FORT WASHINGTON, Md. - Police in Prince George's County have taken a 13-year-old student into custody for being in possession of a gun at school.
The incident was reported Tuesday morning – just two days before summer break – at Isaac J. Gourdine Middle School in Fort Washington.
Gourdine Middle School went into lockdown as police rushed to the school and began searching for the 13-year-old. Authorities were searching in what was described to be an 8th-grade basement area, according to police radio communication.
Police didn’t release a photo but tell FOX 5 that the teen was found with a fully-loaded ghost gun in their waistband.
A source describes the gun as a P80 semi-automatic handgun loaded with 17 bullets — one of them in the chamber.
States Attorney Aisha Braveboy’s office is waiting to learn whether the 13-year-old will be held on multiple charges, that police say include having a dangerous weapon on school property.
"Guns kill. And there is no reason for a 13-year-old or any student to possess a gun and to bring it into a school building," she told FOX 5. "It will be treated seriously."
Police say they have recovered three ghost guns at Isaac J. Gourdine Middle School this school year.
Both the states attorney and police chief say the student who told an adult about his armed classmate should be commended.
Authorities say no one was injured. The incident is now under investigation.
Prince George's County Executive Angela Alsobrooks released this statement following the incident:
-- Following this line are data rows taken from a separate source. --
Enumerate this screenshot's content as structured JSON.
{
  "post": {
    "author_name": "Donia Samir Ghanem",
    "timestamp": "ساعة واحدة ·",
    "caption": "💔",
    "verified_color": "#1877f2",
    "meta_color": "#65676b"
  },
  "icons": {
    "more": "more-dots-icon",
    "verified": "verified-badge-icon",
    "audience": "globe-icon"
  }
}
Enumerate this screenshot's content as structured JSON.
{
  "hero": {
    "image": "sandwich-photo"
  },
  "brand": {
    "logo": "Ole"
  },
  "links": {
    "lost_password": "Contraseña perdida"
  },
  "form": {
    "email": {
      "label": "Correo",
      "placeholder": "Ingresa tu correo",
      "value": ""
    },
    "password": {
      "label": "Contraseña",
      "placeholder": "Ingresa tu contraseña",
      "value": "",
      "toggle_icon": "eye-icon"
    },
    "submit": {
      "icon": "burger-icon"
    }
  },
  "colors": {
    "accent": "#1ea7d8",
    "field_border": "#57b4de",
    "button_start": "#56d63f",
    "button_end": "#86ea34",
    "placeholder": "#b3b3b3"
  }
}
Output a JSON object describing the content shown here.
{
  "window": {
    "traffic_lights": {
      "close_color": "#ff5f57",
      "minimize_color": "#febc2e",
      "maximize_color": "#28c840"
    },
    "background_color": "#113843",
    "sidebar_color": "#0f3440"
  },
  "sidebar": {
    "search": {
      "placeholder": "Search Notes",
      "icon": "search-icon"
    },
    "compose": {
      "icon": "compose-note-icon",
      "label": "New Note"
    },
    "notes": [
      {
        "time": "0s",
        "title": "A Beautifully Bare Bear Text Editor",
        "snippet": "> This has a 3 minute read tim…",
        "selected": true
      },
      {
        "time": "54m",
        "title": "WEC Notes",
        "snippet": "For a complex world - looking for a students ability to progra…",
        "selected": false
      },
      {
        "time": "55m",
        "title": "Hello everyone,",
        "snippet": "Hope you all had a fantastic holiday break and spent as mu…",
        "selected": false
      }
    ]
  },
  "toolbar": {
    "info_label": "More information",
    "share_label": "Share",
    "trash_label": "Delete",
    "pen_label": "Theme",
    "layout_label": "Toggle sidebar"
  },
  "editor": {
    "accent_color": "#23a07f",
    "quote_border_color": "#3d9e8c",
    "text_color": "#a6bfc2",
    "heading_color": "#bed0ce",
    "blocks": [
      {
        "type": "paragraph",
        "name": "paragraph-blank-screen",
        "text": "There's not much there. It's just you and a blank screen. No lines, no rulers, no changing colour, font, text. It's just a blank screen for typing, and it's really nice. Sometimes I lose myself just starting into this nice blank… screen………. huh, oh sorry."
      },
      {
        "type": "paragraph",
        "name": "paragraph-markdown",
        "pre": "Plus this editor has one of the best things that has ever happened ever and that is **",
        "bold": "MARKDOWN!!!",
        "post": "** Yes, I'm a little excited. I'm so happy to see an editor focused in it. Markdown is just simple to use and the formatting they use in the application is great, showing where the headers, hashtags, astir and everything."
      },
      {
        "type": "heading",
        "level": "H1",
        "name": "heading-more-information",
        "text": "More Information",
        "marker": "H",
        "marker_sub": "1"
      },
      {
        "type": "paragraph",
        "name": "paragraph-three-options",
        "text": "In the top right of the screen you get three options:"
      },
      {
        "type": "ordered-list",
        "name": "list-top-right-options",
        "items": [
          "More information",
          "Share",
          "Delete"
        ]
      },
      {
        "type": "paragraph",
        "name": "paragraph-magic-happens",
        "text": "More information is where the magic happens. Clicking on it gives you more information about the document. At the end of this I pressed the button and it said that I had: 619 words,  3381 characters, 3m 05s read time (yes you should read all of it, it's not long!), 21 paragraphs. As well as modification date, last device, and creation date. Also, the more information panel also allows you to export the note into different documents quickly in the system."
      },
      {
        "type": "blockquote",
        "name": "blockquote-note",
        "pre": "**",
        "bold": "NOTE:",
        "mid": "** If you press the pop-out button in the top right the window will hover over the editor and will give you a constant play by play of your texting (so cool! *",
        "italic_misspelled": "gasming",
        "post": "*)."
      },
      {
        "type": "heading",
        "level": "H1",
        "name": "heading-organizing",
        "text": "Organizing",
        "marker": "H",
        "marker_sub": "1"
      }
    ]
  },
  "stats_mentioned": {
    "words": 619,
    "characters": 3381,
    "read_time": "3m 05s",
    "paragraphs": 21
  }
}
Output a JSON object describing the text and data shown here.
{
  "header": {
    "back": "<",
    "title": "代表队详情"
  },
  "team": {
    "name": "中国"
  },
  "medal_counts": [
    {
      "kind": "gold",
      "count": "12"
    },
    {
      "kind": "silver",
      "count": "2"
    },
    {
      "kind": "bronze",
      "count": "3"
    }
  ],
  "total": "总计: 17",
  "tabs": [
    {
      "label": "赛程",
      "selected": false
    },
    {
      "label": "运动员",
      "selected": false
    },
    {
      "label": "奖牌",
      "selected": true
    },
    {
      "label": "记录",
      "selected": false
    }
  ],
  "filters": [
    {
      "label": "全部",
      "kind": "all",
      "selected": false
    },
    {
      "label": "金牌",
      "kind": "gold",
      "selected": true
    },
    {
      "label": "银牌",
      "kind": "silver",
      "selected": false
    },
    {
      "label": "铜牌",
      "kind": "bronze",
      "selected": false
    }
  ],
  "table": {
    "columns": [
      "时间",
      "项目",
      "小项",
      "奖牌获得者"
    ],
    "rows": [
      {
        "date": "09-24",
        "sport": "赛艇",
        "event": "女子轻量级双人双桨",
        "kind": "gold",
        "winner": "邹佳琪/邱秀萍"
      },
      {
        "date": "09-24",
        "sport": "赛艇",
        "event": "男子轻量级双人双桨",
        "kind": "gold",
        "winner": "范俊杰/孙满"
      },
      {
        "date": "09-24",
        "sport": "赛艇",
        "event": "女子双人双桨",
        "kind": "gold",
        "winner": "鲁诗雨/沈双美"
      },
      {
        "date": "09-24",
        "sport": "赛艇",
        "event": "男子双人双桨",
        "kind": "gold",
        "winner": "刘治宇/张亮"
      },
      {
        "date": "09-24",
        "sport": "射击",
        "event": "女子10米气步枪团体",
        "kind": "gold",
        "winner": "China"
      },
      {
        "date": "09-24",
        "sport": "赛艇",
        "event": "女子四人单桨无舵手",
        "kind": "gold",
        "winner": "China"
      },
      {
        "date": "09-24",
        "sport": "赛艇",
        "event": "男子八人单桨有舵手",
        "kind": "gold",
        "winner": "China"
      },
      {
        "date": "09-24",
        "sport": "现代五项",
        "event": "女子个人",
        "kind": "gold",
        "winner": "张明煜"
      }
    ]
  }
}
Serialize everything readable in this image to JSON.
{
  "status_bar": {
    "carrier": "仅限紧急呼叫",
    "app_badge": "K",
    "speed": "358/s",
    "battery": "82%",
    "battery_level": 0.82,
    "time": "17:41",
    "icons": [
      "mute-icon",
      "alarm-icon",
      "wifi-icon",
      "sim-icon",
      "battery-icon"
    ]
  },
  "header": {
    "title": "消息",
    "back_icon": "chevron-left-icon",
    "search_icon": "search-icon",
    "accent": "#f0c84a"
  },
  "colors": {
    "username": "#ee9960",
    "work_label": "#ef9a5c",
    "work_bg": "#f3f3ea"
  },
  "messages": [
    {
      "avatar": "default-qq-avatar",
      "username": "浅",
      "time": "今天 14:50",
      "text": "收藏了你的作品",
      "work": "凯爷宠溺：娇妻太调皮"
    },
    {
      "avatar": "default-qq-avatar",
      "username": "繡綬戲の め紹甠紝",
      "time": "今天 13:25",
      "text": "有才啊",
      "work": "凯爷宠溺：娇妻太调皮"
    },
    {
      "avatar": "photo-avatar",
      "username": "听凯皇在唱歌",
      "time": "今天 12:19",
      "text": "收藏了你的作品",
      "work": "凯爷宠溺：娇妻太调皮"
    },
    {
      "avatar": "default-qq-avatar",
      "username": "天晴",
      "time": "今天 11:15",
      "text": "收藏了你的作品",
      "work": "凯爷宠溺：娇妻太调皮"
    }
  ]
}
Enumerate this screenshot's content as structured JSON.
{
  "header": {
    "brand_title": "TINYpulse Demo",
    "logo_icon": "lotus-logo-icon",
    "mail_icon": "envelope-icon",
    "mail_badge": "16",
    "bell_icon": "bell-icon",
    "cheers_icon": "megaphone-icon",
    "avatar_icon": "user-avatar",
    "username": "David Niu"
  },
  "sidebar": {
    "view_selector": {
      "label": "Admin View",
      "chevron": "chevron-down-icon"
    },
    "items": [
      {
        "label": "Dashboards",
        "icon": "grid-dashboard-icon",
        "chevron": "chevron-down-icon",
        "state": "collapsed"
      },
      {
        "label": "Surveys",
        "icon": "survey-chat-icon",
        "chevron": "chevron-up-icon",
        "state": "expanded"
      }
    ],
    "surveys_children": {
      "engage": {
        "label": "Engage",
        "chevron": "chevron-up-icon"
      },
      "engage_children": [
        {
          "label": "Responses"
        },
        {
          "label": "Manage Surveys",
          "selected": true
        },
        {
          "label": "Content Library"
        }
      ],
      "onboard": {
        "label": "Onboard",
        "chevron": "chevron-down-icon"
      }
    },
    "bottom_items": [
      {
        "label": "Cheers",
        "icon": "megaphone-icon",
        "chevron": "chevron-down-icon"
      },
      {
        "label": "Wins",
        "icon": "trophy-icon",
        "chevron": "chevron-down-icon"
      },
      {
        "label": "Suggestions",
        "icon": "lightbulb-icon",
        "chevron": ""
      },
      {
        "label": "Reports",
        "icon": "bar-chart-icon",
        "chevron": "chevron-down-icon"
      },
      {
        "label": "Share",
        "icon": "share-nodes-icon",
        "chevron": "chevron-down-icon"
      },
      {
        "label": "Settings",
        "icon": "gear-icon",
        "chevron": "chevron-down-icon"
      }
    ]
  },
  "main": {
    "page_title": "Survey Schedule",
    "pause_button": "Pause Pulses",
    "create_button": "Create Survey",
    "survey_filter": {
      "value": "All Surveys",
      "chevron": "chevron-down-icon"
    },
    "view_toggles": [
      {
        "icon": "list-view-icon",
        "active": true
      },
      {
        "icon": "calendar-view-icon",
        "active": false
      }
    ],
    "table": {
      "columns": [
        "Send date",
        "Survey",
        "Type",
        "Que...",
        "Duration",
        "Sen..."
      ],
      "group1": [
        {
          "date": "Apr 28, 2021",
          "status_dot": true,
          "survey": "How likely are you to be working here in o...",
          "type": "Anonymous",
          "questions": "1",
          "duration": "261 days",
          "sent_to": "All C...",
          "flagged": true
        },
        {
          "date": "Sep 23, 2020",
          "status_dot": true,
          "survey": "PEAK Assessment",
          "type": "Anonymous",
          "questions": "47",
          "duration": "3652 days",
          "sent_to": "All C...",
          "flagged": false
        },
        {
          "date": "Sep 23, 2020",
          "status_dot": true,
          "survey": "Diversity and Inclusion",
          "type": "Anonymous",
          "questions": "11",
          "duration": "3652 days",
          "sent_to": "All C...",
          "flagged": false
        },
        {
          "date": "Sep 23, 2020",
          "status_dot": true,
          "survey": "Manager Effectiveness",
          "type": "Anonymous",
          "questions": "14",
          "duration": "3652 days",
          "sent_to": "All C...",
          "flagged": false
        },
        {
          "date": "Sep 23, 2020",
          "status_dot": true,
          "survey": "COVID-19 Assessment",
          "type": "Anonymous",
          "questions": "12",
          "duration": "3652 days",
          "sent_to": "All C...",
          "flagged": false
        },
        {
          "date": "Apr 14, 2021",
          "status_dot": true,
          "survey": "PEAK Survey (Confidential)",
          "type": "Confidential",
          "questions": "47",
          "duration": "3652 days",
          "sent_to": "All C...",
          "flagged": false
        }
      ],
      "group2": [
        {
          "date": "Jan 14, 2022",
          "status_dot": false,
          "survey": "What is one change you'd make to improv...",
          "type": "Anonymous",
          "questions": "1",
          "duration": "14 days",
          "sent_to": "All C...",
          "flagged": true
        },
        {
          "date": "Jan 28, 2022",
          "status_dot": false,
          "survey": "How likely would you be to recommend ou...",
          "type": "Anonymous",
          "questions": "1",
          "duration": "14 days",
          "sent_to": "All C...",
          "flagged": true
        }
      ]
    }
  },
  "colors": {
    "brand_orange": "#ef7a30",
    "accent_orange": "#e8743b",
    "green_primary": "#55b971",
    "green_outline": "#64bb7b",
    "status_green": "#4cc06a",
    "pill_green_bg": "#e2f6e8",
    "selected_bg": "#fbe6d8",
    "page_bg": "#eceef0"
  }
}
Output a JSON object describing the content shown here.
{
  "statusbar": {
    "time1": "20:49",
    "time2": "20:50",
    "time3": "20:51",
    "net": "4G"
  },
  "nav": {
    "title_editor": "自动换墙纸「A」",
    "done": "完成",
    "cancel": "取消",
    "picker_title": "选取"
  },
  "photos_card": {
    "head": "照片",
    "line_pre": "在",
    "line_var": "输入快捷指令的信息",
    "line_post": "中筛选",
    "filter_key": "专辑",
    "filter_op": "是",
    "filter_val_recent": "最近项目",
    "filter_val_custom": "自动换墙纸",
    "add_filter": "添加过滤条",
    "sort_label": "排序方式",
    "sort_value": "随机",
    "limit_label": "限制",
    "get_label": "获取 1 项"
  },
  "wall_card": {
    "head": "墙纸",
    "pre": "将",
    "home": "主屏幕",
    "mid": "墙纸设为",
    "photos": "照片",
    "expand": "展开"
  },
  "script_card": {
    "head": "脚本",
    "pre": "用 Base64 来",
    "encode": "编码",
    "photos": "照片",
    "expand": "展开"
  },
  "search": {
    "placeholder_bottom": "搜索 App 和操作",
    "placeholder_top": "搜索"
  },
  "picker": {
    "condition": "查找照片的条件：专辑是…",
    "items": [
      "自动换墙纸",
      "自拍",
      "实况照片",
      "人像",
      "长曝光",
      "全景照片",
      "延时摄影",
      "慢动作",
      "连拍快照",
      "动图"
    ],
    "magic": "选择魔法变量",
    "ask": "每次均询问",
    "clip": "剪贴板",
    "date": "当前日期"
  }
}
"The student who alerted trusted adults about what they observed this morning is to be commended for speaking up. It’s absolutely unacceptable that a child would even have access to a gun. The government is doing everything it can to keep our children engaged; we have provided summer jobs to every young person who applied, we have the Alsobrooks Summer Passport program starting, and we have programs available through M-NCPPC. The government is working to provide resources but I also believe that it’s critical our parents step up. Parents should know where their children are and what they’re doing. As we experience children committing a bulk of the violent crimes we see, we need the whole community to step up and help to support these youth."